═══ Records for the task
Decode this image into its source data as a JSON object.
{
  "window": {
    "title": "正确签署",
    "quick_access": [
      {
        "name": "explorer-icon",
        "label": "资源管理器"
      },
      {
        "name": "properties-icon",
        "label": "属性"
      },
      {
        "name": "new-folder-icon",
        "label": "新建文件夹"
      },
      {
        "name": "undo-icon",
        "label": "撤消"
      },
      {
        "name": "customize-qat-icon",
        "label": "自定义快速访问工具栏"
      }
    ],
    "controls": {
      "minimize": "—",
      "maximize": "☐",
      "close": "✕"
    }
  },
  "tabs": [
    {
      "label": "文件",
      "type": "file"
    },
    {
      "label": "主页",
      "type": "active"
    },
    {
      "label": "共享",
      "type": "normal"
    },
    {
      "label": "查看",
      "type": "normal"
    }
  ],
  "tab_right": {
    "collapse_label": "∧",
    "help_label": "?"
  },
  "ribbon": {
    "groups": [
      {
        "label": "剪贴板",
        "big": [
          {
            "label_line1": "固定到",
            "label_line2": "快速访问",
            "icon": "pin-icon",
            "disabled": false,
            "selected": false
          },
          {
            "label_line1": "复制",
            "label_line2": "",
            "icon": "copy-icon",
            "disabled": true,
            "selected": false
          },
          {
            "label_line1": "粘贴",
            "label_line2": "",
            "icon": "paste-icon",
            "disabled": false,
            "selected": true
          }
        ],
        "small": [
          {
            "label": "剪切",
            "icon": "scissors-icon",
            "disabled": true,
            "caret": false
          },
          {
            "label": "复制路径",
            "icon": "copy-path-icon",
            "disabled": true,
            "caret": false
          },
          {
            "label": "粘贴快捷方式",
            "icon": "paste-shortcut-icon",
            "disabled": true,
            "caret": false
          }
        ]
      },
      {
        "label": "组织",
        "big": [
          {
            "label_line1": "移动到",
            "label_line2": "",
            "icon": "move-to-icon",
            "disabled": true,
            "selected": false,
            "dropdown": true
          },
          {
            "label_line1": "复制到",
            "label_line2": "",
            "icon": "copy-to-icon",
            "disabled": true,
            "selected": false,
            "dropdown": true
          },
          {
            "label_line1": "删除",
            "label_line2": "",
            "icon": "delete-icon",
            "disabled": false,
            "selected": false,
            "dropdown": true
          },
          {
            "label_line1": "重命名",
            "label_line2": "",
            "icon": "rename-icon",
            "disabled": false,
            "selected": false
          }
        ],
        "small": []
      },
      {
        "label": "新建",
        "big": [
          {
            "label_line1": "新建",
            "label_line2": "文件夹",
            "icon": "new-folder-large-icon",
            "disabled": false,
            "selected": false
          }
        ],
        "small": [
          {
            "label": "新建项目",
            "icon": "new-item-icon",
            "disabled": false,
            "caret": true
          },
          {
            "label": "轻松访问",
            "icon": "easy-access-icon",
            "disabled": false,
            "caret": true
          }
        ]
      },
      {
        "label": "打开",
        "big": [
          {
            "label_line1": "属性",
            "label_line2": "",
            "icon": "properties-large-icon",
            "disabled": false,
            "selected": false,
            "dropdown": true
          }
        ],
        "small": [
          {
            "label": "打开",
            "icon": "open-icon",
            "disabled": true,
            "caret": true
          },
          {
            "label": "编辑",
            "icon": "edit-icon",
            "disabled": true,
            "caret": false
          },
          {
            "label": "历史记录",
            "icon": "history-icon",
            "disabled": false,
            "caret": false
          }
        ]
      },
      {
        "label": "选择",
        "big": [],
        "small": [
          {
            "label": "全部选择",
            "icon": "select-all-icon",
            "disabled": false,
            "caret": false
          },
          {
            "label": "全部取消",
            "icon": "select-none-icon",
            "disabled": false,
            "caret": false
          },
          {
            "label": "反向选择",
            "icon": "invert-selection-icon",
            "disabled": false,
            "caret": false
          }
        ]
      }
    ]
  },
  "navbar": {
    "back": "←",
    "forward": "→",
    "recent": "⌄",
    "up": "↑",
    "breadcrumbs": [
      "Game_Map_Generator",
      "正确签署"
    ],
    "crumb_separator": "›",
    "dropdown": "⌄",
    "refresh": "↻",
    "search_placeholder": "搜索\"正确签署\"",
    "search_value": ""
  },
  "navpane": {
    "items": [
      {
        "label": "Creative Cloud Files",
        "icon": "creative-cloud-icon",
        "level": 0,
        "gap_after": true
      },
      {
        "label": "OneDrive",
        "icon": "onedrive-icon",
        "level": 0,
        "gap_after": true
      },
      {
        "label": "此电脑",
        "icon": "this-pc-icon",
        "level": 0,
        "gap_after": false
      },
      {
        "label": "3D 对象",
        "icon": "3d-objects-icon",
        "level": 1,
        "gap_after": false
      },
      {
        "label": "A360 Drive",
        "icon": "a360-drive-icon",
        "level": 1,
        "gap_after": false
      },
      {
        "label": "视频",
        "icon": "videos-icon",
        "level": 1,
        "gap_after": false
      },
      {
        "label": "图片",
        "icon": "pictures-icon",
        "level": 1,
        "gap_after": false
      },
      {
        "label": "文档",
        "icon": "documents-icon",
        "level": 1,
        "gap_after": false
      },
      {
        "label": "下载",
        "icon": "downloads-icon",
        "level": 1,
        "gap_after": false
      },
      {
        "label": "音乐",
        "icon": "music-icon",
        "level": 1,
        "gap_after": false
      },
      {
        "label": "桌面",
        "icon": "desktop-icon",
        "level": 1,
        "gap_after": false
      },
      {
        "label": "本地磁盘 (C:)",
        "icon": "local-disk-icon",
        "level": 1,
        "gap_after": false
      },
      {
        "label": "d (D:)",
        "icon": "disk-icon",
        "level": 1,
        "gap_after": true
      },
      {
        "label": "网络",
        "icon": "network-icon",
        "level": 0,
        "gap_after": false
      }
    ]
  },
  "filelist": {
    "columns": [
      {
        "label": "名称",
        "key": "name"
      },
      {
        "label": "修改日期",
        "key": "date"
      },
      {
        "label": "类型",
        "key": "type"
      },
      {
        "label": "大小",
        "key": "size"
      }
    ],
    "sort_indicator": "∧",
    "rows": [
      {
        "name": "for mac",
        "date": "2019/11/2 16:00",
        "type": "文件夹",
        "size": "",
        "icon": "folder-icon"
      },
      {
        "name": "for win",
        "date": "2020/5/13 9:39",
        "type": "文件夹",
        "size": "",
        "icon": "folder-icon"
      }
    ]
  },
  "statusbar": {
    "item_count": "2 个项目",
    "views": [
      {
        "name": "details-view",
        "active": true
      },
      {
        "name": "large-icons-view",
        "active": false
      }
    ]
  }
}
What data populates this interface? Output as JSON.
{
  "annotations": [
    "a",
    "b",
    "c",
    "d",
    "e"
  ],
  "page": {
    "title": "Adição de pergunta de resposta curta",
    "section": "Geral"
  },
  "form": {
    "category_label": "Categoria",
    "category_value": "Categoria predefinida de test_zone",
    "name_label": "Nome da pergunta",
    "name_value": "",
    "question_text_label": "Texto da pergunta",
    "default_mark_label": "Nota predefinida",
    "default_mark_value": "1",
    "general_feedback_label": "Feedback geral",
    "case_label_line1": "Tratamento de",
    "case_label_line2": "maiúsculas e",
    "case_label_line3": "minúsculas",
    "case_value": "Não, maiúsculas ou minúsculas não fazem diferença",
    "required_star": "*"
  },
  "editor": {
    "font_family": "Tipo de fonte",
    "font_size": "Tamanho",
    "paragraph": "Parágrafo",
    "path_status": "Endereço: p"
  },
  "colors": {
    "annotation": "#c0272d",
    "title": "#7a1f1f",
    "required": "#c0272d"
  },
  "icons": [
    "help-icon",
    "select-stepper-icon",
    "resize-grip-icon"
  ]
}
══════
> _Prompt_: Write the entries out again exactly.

> _Response_:
Decode this image into its source data as a JSON object.
{
  "window": {
    "title": "正确签署",
    "quick_access": [
      {
        "name": "explorer-icon",
        "label": "资源管理器"
      },
      {
        "name": "properties-icon",
        "label": "属性"
      },
      {
        "name": "new-folder-icon",
        "label": "新建文件夹"
      },
      {
        "name": "undo-icon",
        "label": "撤消"
      },
      {
        "name": "customize-qat-icon",
        "label": "自定义快速访问工具栏"
      }
    ],
    "controls": {
      "minimize": "—",
      "maximize": "☐",
      "close": "✕"
    }
  },
  "tabs": [
    {
      "label": "文件",
      "type": "file"
    },
    {
      "label": "主页",
      "type": "active"
    },
    {
      "label": "共享",
      "type": "normal"
    },
    {
      "label": "查看",
      "type": "normal"
    }
  ],
  "tab_right": {
    "collapse_label": "∧",
    "help_label": "?"
  },
  "ribbon": {
    "groups": [
      {
        "label": "剪贴板",
        "big": [
          {
            "label_line1": "固定到",
            "label_line2": "快速访问",
            "icon": "pin-icon",
            "disabled": false,
            "selected": false
          },
          {
            "label_line1": "复制",
            "label_line2": "",
            "icon": "copy-icon",
            "disabled": true,
            "selected": false
          },
          {
            "label_line1": "粘贴",
            "label_line2": "",
            "icon": "paste-icon",
            "disabled": false,
            "selected": true
          }
        ],
        "small": [
          {
            "label": "剪切",
            "icon": "scissors-icon",
            "disabled": true,
            "caret": false
          },
          {
            "label": "复制路径",
            "icon": "copy-path-icon",
            "disabled": true,
            "caret": false
          },
          {
            "label": "粘贴快捷方式",
            "icon": "paste-shortcut-icon",
            "disabled": true,
            "caret": false
          }
        ]
      },
      {
        "label": "组织",
        "big": [
          {
            "label_line1": "移动到",
            "label_line2": "",
            "icon": "move-to-icon",
            "disabled": true,
            "selected": false,
            "dropdown": true
          },
          {
            "label_line1": "复制到",
            "label_line2": "",
            "icon": "copy-to-icon",
            "disabled": true,
            "selected": false,
            "dropdown": true
          },
          {
            "label_line1": "删除",
            "label_line2": "",
            "icon": "delete-icon",
            "disabled": false,
            "selected": false,
            "dropdown": true
          },
          {
            "label_line1": "重命名",
            "label_line2": "",
            "icon": "rename-icon",
            "disabled": false,
            "selected": false
          }
        ],
        "small": []
      },
      {
        "label": "新建",
        "big": [
          {
            "label_line1": "新建",
            "label_line2": "文件夹",
            "icon": "new-folder-large-icon",
            "disabled": false,
            "selected": false
          }
        ],
        "small": [
          {
            "label": "新建项目",
            "icon": "new-item-icon",
            "disabled": false,
            "caret": true
          },
          {
            "label": "轻松访问",
            "icon": "easy-access-icon",
            "disabled": false,
            "caret": true
          }
        ]
      },
      {
        "label": "打开",
        "big": [
          {
            "label_line1": "属性",
            "label_line2": "",
            "icon": "properties-large-icon",
            "disabled": false,
            "selected": false,
            "dropdown": true
          }
        ],
        "small": [
          {
            "label": "打开",
            "icon": "open-icon",
            "disabled": true,
            "caret": true
          },
          {
            "label": "编辑",
            "icon": "edit-icon",
            "disabled": true,
            "caret": false
          },
          {
            "label": "历史记录",
            "icon": "history-icon",
            "disabled": false,
            "caret": false
          }
        ]
      },
      {
        "label": "选择",
        "big": [],
        "small": [
          {
            "label": "全部选择",
            "icon": "select-all-icon",
            "disabled": false,
            "caret": false
          },
          {
            "label": "全部取消",
            "icon": "select-none-icon",
            "disabled": false,
            "caret": false
          },
          {
            "label": "反向选择",
            "icon": "invert-selection-icon",
            "disabled": false,
            "caret": false
          }
        ]
      }
    ]
  },
  "navbar": {
    "back": "←",
    "forward": "→",
    "recent": "⌄",
    "up": "↑",
    "breadcrumbs": [
      "Game_Map_Generator",
      "正确签署"
    ],
    "crumb_separator": "›",
    "dropdown": "⌄",
    "refresh": "↻",
    "search_placeholder": "搜索\"正确签署\"",
    "search_value": ""
  },
  "navpane": {
    "items": [
      {
        "label": "Creative Cloud Files",
        "icon": "creative-cloud-icon",
        "level": 0,
        "gap_after": true
      },
      {
        "label": "OneDrive",
        "icon": "onedrive-icon",
        "level": 0,
        "gap_after": true
      },
      {
        "label": "此电脑",
        "icon": "this-pc-icon",
        "level": 0,
        "gap_after": false
      },
      {
        "label": "3D 对象",
        "icon": "3d-objects-icon",
        "level": 1,
        "gap_after": false
      },
      {
        "label": "A360 Drive",
        "icon": "a360-drive-icon",
        "level": 1,
        "gap_after": false
      },
      {
        "label": "视频",
        "icon": "videos-icon",
        "level": 1,
        "gap_after": false
      },
      {
        "label": "图片",
        "icon": "pictures-icon",
        "level": 1,
        "gap_after": false
      },
      {
        "label": "文档",
        "icon": "documents-icon",
        "level": 1,
        "gap_after": false
      },
      {
        "label": "下载",
        "icon": "downloads-icon",
        "level": 1,
        "gap_after": false
      },
      {
        "label": "音乐",
        "icon": "music-icon",
        "level": 1,
        "gap_after": false
      },
      {
        "label": "桌面",
        "icon": "desktop-icon",
        "level": 1,
        "gap_after": false
      },
      {
        "label": "本地磁盘 (C:)",
        "icon": "local-disk-icon",
        "level": 1,
        "gap_after": false
      },
      {
        "label": "d (D:)",
        "icon": "disk-icon",
        "level": 1,
        "gap_after": true
      },
      {
        "label": "网络",
        "icon": "network-icon",
        "level": 0,
        "gap_after": false
      }
    ]
  },
  "filelist": {
    "columns": [
      {
        "label": "名称",
        "key": "name"
      },
      {
        "label": "修改日期",
        "key": "date"
      },
      {
        "label": "类型",
        "key": "type"
      },
      {
        "label": "大小",
        "key": "size"
      }
    ],
    "sort_indicator": "∧",
    "rows": [
      {
        "name": "for mac",
        "date": "2019/11/2 16:00",
        "type": "文件夹",
        "size": "",
        "icon": "folder-icon"
      },
      {
        "name": "for win",
        "date": "2020/5/13 9:39",
        "type": "文件夹",
        "size": "",
        "icon": "folder-icon"
      }
    ]
  },
  "statusbar": {
    "item_count": "2 个项目",
    "views": [
      {
        "name": "details-view",
        "active": true
      },
      {
        "name": "large-icons-view",
        "active": false
      }
    ]
  }
}
What data populates this interface? Output as JSON.
{
  "annotations": [
    "a",
    "b",
    "c",
    "d",
    "e"
  ],
  "page": {
    "title": "Adição de pergunta de resposta curta",
    "section": "Geral"
  },
  "form": {
    "category_label": "Categoria",
    "category_value": "Categoria predefinida de test_zone",
    "name_label": "Nome da pergunta",
    "name_value": "",
    "question_text_label": "Texto da pergunta",
    "default_mark_label": "Nota predefinida",
    "default_mark_value": "1",
    "general_feedback_label": "Feedback geral",
    "case_label_line1": "Tratamento de",
    "case_label_line2": "maiúsculas e",
    "case_label_line3": "minúsculas",
    "case_value": "Não, maiúsculas ou minúsculas não fazem diferença",
    "required_star": "*"
  },
  "editor": {
    "font_family": "Tipo de fonte",
    "font_size": "Tamanho",
    "paragraph": "Parágrafo",
    "path_status": "Endereço: p"
  },
  "colors": {
    "annotation": "#c0272d",
    "title": "#7a1f1f",
    "required": "#c0272d"
  },
  "icons": [
    "help-icon",
    "select-stepper-icon",
    "resize-grip-icon"
  ]
}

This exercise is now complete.